[Component data from apps and pages]
┄┄┄┄┄┄

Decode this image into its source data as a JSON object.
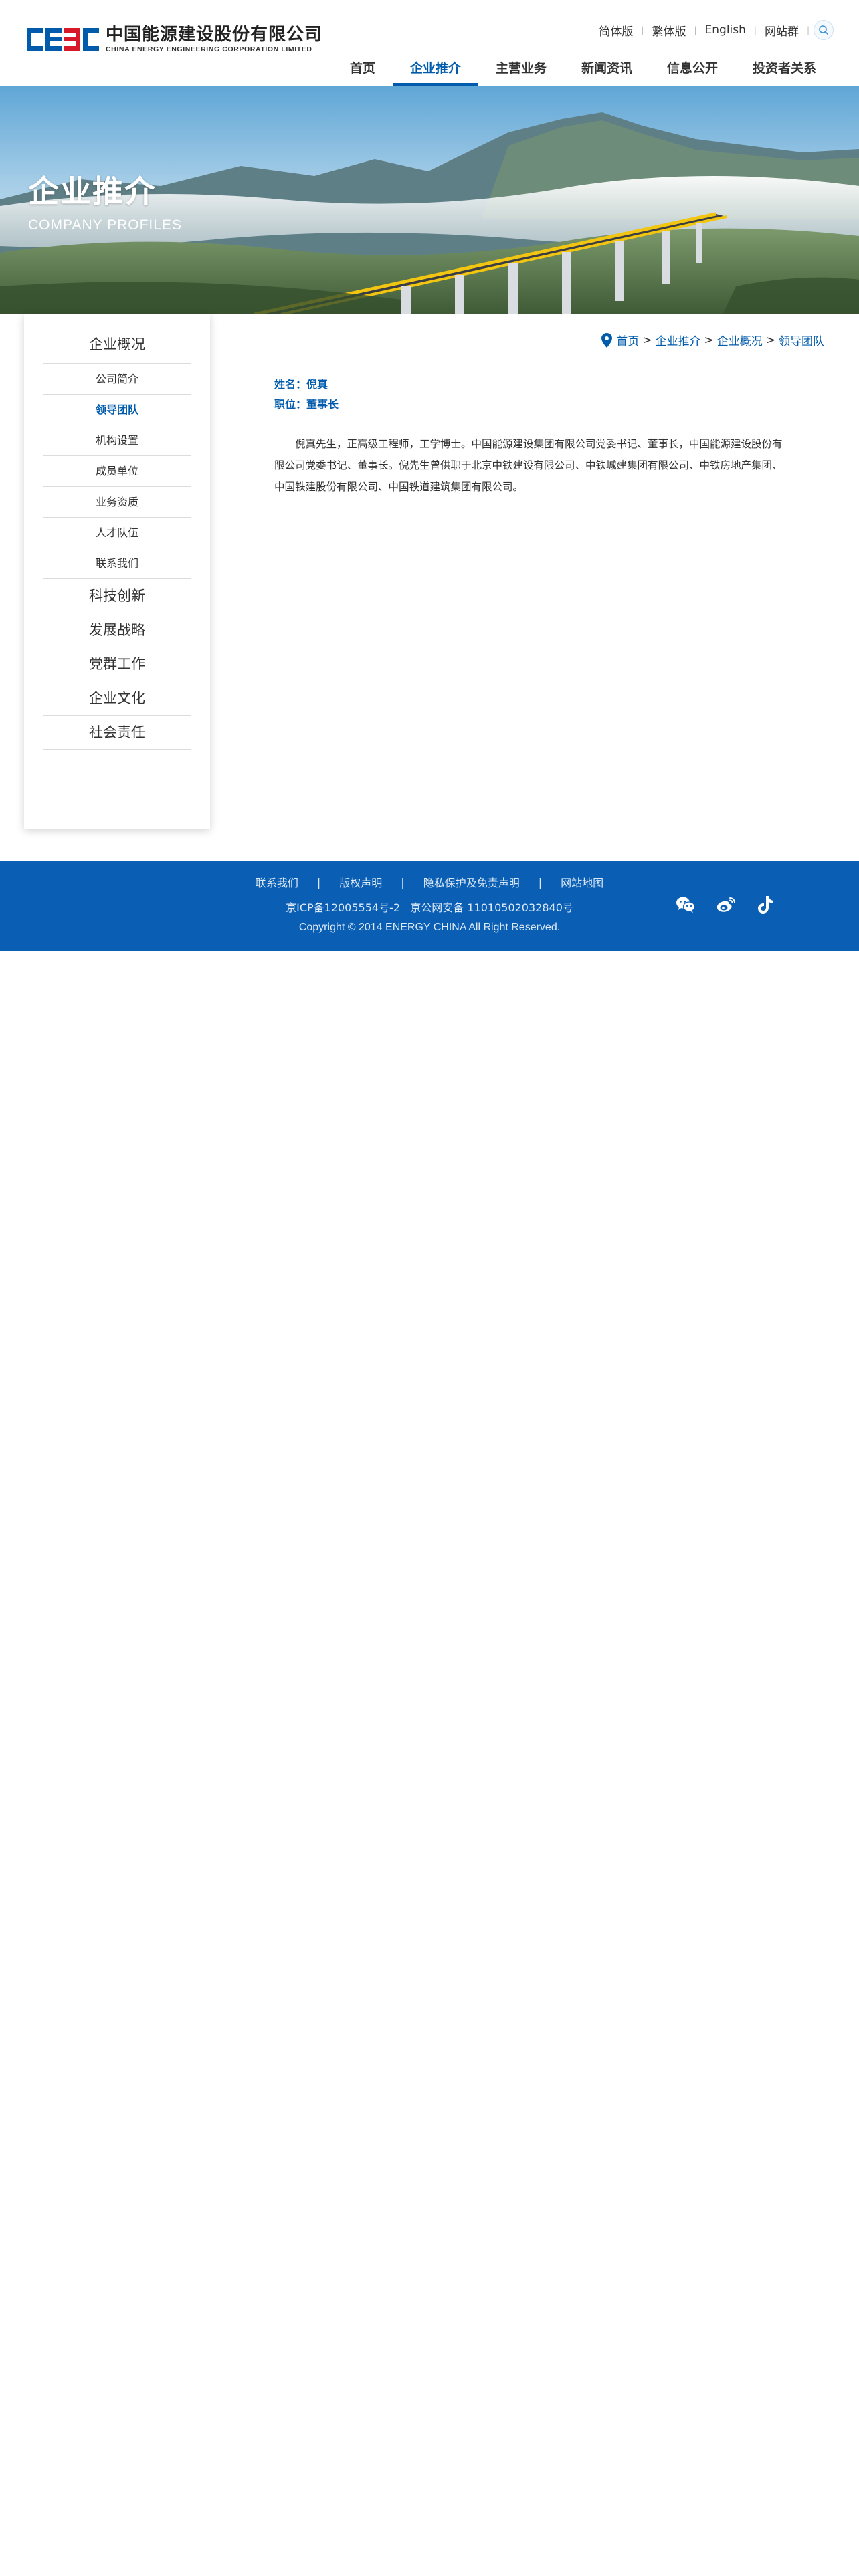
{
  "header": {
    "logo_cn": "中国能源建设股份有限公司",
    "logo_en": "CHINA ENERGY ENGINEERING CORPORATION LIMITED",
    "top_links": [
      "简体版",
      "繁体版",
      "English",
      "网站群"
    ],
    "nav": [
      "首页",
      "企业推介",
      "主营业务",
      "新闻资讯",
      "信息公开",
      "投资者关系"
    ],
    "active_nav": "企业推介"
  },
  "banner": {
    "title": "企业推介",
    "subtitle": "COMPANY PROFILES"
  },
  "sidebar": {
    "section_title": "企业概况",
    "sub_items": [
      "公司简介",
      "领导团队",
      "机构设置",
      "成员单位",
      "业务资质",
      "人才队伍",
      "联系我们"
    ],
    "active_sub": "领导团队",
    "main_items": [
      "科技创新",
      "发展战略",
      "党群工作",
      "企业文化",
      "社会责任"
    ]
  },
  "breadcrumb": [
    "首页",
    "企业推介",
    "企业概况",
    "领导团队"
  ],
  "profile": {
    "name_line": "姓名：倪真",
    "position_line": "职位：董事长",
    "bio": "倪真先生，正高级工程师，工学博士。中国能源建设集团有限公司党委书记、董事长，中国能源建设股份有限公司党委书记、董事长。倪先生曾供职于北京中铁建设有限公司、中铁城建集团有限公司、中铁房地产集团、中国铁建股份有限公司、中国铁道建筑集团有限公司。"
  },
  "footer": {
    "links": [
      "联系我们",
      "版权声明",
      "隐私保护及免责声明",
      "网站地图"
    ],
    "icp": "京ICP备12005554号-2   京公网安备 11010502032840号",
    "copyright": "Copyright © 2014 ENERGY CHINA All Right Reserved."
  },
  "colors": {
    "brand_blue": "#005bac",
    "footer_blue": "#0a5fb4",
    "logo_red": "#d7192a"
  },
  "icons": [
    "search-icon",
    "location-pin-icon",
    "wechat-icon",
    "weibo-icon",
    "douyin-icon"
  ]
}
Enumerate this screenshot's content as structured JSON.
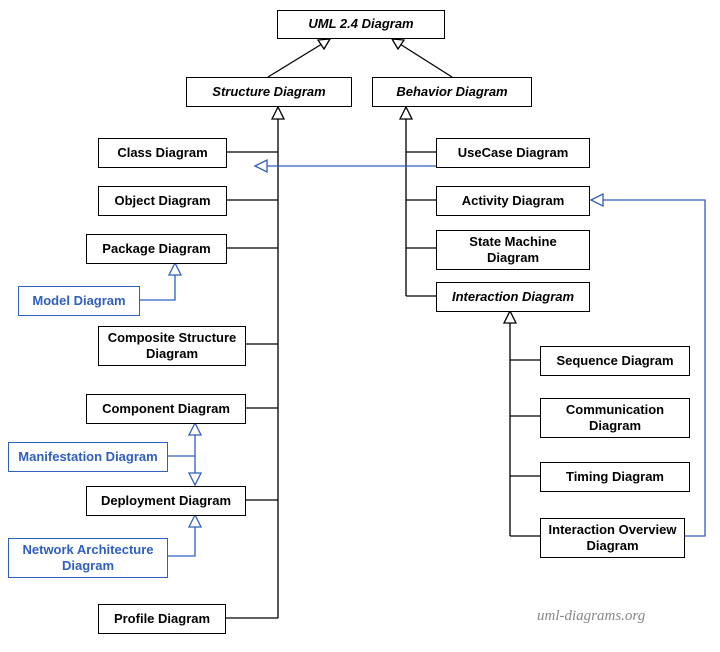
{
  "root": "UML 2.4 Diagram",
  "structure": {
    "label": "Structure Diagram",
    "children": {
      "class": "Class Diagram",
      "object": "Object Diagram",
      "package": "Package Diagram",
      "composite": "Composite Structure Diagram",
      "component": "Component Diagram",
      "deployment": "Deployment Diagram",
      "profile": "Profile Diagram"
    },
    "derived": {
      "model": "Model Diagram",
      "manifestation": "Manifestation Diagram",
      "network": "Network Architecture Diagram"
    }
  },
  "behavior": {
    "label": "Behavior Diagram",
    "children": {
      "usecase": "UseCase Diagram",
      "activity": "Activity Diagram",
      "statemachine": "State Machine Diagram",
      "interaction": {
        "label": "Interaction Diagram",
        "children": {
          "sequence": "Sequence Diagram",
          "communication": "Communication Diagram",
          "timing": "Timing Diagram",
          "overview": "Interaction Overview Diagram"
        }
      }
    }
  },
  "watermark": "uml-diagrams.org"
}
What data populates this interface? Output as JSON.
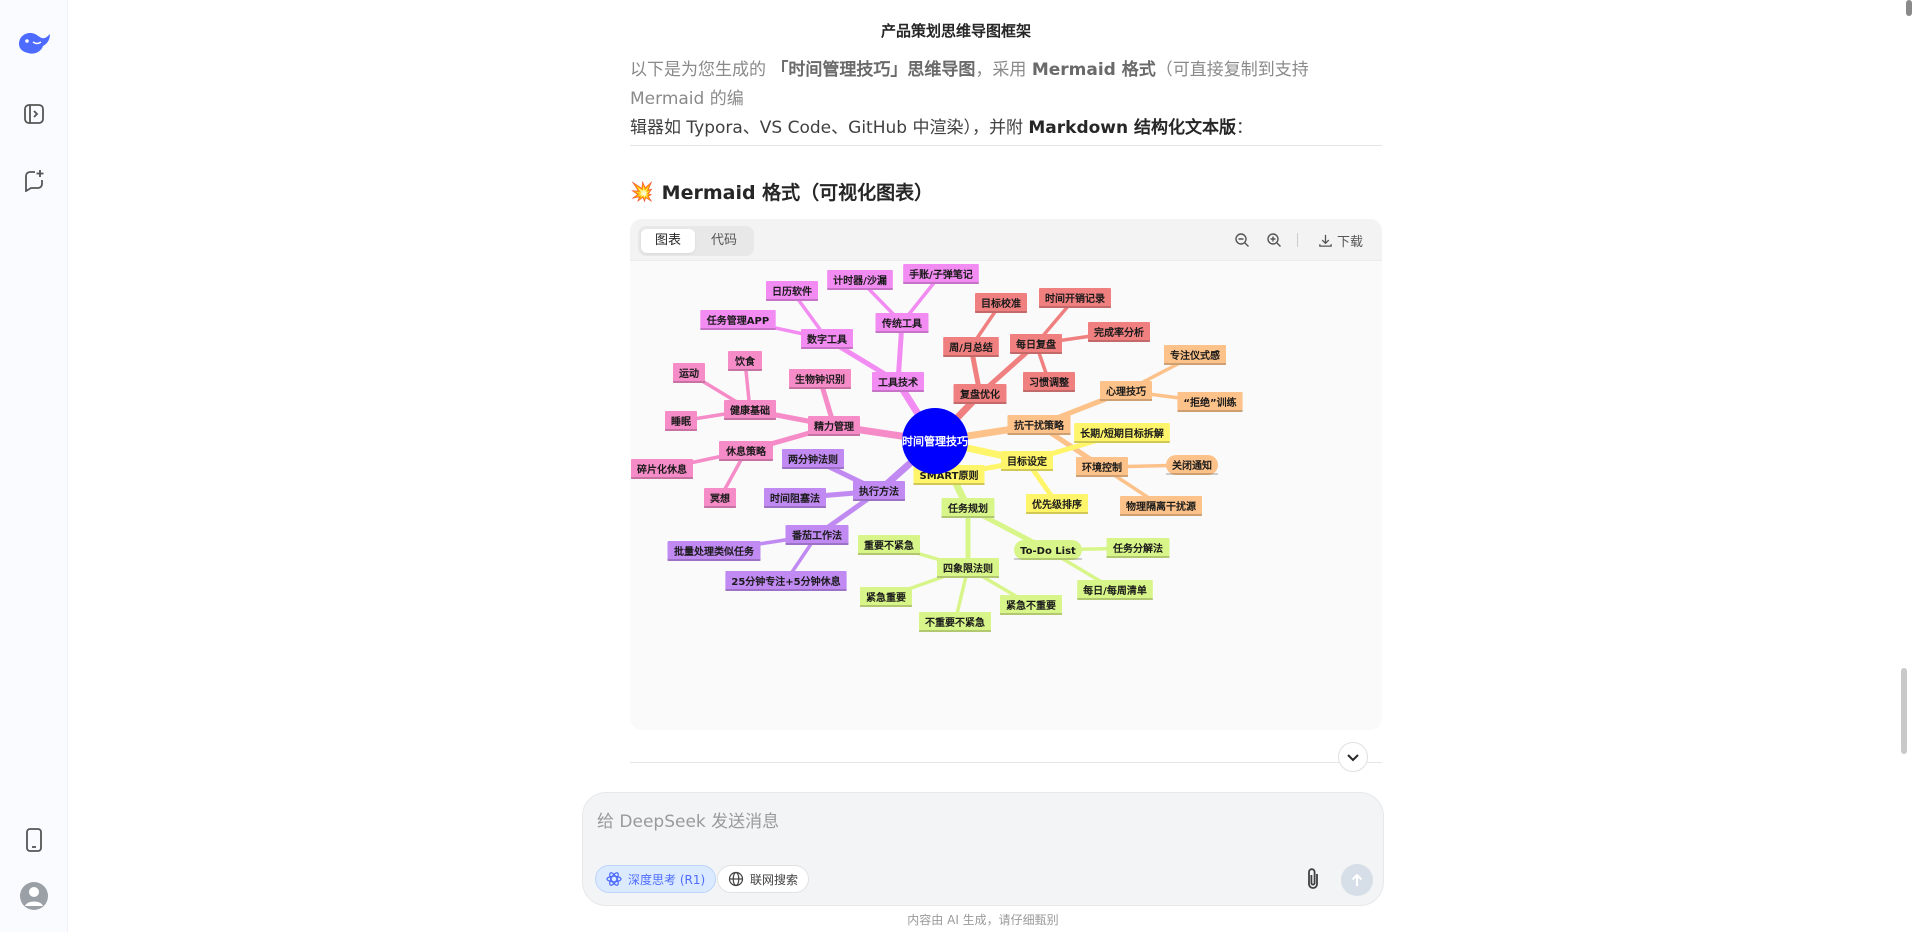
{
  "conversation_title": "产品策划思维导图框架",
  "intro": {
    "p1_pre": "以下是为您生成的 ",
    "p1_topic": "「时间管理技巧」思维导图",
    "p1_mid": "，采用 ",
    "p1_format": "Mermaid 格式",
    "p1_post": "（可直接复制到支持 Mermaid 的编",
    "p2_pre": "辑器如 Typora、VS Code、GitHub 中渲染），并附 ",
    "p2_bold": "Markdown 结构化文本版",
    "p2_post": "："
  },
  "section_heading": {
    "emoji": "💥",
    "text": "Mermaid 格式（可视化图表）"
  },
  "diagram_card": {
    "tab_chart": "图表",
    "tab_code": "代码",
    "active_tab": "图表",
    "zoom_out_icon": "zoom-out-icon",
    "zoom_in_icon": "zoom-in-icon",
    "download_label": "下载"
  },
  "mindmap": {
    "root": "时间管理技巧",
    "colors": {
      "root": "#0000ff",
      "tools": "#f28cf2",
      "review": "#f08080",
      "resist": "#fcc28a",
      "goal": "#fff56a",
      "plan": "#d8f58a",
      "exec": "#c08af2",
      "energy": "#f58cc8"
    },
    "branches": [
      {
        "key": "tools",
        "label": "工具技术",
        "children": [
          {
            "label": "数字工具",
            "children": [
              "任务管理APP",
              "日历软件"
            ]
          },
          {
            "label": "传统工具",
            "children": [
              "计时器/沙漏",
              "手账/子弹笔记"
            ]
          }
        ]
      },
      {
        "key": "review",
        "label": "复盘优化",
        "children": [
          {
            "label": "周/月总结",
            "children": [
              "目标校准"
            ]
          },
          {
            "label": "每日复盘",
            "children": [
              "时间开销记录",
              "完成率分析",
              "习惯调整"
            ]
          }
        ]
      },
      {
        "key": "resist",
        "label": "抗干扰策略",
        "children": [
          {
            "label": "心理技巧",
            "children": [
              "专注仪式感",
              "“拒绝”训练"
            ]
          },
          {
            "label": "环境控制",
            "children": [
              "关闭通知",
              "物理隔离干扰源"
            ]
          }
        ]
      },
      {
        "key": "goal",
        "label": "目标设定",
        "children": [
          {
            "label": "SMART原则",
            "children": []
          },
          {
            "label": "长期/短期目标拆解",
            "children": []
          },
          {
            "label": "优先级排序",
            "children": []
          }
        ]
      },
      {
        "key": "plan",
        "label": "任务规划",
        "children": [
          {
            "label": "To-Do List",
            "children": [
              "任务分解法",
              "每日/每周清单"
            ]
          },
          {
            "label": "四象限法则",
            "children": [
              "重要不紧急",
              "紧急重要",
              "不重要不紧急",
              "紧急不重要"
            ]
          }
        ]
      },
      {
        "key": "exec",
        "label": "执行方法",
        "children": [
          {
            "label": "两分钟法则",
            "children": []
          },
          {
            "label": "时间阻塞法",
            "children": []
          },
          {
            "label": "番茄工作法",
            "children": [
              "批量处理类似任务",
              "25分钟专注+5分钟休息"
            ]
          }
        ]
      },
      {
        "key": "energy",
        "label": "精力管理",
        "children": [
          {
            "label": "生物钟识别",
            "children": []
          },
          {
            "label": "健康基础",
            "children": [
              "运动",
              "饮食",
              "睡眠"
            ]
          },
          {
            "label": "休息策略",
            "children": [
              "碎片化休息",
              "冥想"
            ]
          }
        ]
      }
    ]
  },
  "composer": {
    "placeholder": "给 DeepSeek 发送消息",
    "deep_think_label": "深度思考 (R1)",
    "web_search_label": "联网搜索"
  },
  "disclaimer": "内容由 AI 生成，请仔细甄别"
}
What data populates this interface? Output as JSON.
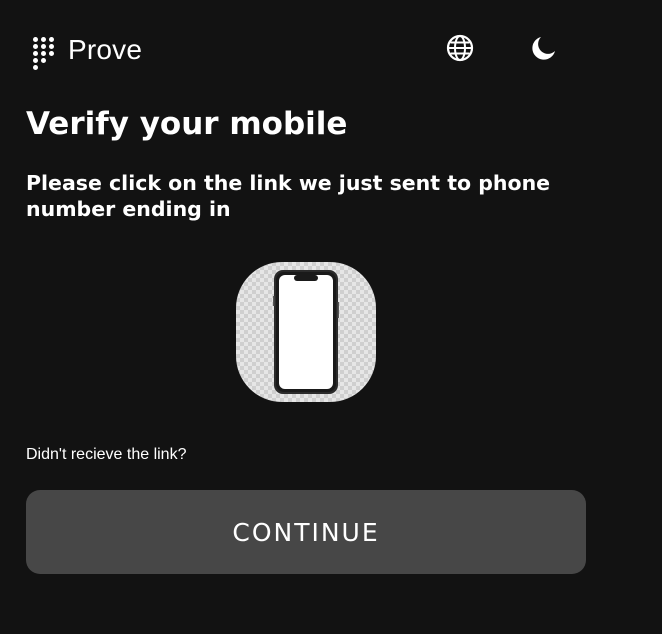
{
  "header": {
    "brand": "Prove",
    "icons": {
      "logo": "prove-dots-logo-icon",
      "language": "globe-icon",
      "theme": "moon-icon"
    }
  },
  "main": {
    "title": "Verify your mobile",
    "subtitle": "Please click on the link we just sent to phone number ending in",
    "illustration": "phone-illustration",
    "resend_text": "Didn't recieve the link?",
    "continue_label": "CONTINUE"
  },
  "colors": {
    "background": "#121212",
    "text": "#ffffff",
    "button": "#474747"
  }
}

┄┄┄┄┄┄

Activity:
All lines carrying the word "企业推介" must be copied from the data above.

Solution to the problem:
      "企业推介",
    "active_nav": "企业推介"
    "title": "企业推介",
    "企业推介",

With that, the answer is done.